**EXERCISE**
Retype every entry below without altering anything.

+ + +

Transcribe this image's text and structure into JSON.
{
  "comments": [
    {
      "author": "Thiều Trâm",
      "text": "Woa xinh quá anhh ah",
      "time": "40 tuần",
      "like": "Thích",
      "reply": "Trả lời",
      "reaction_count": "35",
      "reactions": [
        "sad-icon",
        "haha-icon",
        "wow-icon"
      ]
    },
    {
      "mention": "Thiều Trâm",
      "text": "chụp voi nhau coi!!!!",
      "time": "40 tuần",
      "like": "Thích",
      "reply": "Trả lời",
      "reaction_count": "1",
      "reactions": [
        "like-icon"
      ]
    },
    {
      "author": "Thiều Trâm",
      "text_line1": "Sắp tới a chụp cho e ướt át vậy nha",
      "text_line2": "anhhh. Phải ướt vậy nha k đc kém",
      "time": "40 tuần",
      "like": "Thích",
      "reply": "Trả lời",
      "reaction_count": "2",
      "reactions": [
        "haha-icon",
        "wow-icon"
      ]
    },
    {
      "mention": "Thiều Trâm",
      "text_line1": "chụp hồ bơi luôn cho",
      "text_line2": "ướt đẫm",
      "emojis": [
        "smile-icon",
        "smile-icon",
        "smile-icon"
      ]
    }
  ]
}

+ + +

**EXERCISE ANSWER**
Transcribe this image's text and structure into JSON.
{
  "comments": [
    {
      "author": "Thiều Trâm",
      "text": "Woa xinh quá anhh ah",
      "time": "40 tuần",
      "like": "Thích",
      "reply": "Trả lời",
      "reaction_count": "35",
      "reactions": [
        "sad-icon",
        "haha-icon",
        "wow-icon"
      ]
    },
    {
      "mention": "Thiều Trâm",
      "text": "chụp voi nhau coi!!!!",
      "time": "40 tuần",
      "like": "Thích",
      "reply": "Trả lời",
      "reaction_count": "1",
      "reactions": [
        "like-icon"
      ]
    },
    {
      "author": "Thiều Trâm",
      "text_line1": "Sắp tới a chụp cho e ướt át vậy nha",
      "text_line2": "anhhh. Phải ướt vậy nha k đc kém",
      "time": "40 tuần",
      "like": "Thích",
      "reply": "Trả lời",
      "reaction_count": "2",
      "reactions": [
        "haha-icon",
        "wow-icon"
      ]
    },
    {
      "mention": "Thiều Trâm",
      "text_line1": "chụp hồ bơi luôn cho",
      "text_line2": "ướt đẫm",
      "emojis": [
        "smile-icon",
        "smile-icon",
        "smile-icon"
      ]
    }
  ]
}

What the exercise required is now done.